Speaker(s): Professor David Goldblatt | Globalisation has seen sport achieve a hitherto unequalled global cultural significance, but it has also left it in thrall to capitalism. Will economic forces continue to shape sport? David Goldblatt is a writer, broadcaster and teacher. He is author of The Ball is Round: a global history of football.
Does the Electric Car have the Juice? [Audio]
Speaker(s): Len Curran, Andrew Heiron | Fierce price competition, painstaking cost-cutting, and widespread volatility is making life in the auto industry incredibly challenging. How has Renault adapted, and where does it see the auto industry heading? As a fledgling technology (and one of the great hopes for reducing global carbon emissions) can any electric car concept overcome such an inhospitable environment? Renault Group Commercial Director Len Curran and Electric Vehicles chief Andrew Heir
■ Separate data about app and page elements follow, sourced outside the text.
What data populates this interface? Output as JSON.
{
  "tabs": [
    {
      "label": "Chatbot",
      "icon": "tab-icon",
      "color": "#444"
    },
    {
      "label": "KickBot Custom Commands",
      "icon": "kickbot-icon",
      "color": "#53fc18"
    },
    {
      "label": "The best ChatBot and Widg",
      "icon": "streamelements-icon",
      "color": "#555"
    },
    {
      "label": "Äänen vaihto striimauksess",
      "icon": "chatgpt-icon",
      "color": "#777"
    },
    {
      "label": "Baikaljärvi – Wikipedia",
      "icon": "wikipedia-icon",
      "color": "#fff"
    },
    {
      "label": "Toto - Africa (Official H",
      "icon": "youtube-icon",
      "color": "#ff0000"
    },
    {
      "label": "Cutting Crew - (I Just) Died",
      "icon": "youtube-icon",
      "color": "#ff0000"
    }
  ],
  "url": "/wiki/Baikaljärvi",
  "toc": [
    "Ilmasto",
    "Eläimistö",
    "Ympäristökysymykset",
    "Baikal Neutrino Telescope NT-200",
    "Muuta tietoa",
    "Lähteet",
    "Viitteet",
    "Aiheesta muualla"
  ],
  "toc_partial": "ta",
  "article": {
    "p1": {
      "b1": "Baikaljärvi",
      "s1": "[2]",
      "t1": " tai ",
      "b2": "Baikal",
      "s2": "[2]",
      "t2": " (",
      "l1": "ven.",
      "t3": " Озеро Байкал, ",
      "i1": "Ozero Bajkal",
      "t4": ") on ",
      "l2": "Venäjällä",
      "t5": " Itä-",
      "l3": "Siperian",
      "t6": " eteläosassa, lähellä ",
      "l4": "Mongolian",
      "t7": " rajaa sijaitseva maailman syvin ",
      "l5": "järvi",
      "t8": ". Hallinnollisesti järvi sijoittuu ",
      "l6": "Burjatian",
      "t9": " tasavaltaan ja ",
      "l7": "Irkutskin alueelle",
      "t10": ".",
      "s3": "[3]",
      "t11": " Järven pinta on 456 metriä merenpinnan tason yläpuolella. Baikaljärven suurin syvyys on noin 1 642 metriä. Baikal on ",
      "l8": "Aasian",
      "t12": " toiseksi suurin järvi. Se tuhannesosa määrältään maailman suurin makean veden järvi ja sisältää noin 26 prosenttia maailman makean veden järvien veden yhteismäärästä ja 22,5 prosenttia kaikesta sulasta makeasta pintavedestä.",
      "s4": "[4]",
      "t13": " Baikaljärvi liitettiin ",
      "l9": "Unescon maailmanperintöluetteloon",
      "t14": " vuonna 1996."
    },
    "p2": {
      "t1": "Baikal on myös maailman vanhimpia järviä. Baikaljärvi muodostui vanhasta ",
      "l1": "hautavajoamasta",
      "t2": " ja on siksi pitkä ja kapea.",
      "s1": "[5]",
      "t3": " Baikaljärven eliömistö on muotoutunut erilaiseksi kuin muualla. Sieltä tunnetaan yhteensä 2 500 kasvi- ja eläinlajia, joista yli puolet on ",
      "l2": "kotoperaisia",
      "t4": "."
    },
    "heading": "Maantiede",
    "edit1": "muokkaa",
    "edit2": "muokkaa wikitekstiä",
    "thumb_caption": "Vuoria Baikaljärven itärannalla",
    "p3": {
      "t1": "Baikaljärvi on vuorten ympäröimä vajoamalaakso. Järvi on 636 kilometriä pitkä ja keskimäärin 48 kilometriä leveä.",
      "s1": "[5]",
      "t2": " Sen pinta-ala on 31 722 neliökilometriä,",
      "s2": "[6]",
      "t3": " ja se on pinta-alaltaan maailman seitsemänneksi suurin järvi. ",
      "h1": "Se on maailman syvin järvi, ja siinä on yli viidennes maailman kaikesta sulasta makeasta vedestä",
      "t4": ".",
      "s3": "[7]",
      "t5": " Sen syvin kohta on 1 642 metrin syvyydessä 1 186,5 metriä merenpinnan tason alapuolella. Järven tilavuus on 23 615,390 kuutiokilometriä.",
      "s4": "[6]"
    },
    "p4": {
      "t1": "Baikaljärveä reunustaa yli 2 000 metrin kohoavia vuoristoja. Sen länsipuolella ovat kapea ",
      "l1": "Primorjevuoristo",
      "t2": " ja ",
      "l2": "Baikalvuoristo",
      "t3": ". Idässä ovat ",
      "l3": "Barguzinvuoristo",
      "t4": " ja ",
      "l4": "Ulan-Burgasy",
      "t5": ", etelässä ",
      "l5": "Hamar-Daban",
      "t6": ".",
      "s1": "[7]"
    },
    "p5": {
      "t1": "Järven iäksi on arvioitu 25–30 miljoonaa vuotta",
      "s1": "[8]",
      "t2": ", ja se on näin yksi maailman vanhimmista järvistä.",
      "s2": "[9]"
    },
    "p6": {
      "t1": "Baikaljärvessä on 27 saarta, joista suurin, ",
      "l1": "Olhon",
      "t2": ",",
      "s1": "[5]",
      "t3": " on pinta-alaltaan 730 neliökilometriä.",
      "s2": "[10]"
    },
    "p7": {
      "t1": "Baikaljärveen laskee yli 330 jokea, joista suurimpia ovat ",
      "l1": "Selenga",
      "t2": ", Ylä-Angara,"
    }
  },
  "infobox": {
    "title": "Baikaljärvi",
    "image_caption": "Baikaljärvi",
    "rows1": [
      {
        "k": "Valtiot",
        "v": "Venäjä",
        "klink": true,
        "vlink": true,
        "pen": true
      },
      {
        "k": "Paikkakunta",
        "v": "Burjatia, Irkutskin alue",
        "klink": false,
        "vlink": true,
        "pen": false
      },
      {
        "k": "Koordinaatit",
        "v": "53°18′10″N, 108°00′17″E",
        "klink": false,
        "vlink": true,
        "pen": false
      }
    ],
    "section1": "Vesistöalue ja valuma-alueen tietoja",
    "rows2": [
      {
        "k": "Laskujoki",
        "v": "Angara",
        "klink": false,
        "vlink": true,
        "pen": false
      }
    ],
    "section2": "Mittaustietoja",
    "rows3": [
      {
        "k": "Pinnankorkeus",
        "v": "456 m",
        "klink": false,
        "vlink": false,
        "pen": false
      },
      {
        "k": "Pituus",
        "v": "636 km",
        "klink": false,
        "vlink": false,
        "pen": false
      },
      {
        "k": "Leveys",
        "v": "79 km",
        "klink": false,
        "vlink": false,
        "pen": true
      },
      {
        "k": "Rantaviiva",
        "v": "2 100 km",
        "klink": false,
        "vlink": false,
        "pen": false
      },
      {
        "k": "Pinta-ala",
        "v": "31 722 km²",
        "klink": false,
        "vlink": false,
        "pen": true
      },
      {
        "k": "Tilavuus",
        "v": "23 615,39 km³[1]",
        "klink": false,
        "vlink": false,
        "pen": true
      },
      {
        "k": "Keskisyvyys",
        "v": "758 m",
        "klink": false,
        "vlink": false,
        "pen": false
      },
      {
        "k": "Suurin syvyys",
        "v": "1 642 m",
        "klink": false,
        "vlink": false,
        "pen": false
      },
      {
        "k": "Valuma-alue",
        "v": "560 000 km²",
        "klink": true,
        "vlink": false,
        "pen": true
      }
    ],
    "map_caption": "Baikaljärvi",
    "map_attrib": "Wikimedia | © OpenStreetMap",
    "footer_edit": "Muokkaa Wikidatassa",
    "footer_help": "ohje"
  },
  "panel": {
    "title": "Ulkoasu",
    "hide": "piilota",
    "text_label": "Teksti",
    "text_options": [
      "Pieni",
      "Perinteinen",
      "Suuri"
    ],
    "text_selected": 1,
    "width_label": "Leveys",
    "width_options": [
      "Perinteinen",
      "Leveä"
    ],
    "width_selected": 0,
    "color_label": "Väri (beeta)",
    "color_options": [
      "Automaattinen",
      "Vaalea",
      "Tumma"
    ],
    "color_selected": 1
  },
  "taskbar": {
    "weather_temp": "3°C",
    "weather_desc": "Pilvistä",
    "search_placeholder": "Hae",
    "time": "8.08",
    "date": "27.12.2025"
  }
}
Prosperity without Growth [Audio]
Speaker(s): Professor Tim Jackson | This lecture will discuss a new vision of shared prosperity. It will consider the capability of human beings to flourish within the ecological limits of a finite planet. Tim Jackson is professor of sustainable development at the University of Surrey and economics commissioner on the UK Sustainable Development Commission.
Risk versus responsibility in the regulation of the company [Audio]
Speaker(s): Dr David Kershaw | In this lunchtime series of lectures, a selection of LSE's academics from across the spectrum of the social sciences explain the latest thinking on how social scientists work to address the critical problems of the day. They survey the leading ideas and contributions made by their discipline, explain the types of problems that are addressed and the tools that are used, and explore the kinds of solutions proposed.
Independent Prosecutors and Democratic Accountability [Audio]
Speaker(s): Sir Ken MacDonald QC | Public prosecutors must be free from political influence to command confidence. But if they are not answerable to politicians, how are they accountable to the public for their work?